Jennifer Gaffney, a South Lanarkshire EIS representative, said that – like Chile, Colombia, Costa Rica and Mexico – Scotland was one of the few countries in the Organisation for Economic Cooperation and Development where teachers had 800-plus class-contact hours a year, whereas Finland had under 600.
Most successful countries had “realistic, fair contact time”, said Ms Gaffney, and an initial reduction to 20 hours a week would help teachers in Scotland flourish like teachers in Scandinavia, who have less class-contact time.
She added that teachers are required to make “more decisions in one day than a brain surgeon” and that, under the current arrangements, “the reality is that we are done in”.
Glasgow local secretary Susan Quinn, a former EIS president, said that reducing class sizes to 20 would have to be done incrementally, starting from P1 and working upwards.
A motion on reducing class-contact time and class sizes, from the union's Glasgow and South Lanarkshire branches, was overwhelmingly backed by the 350 delegates at the AGM.
Most teachers are working far more than their contracted hours, an EIS survey of more than 12,000 teaching staff found this week.

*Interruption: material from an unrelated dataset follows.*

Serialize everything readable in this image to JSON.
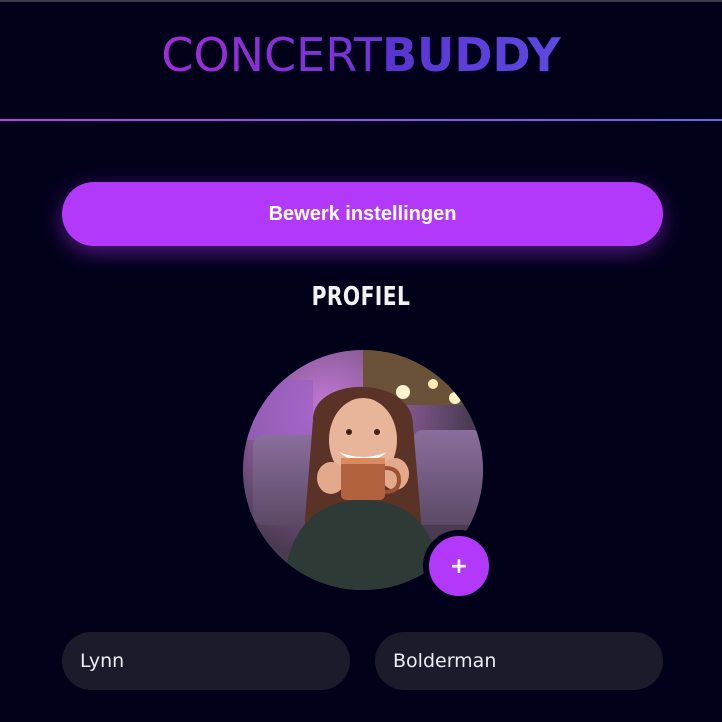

That prompted concerns about the impact on mental health and family life, and led to a call for urgent action over a recent national agreement on teacher workload.
After the resolution of the long-running teacher pay dispute earlier this year, workload looks set to become the EIS’s biggest priority over the coming months.
In his speech to the AGM this afternoon, EIS general secretary Larry Flanagan said that great “professional autonomy” would be “critical” to reducing teachers’ workload.
He pointed to Finland as an example of how to reduce the burden on teachers: when Mr Flanagan visited the country, he said, a government official was asked how the Finnish education system could be monitored when there was no schools inspectorate. The answer, he said, was: “We trust our teachers.”
Some 59 motions were scheduled at this year’s AGM, which started yesterday and concludes tomorrow.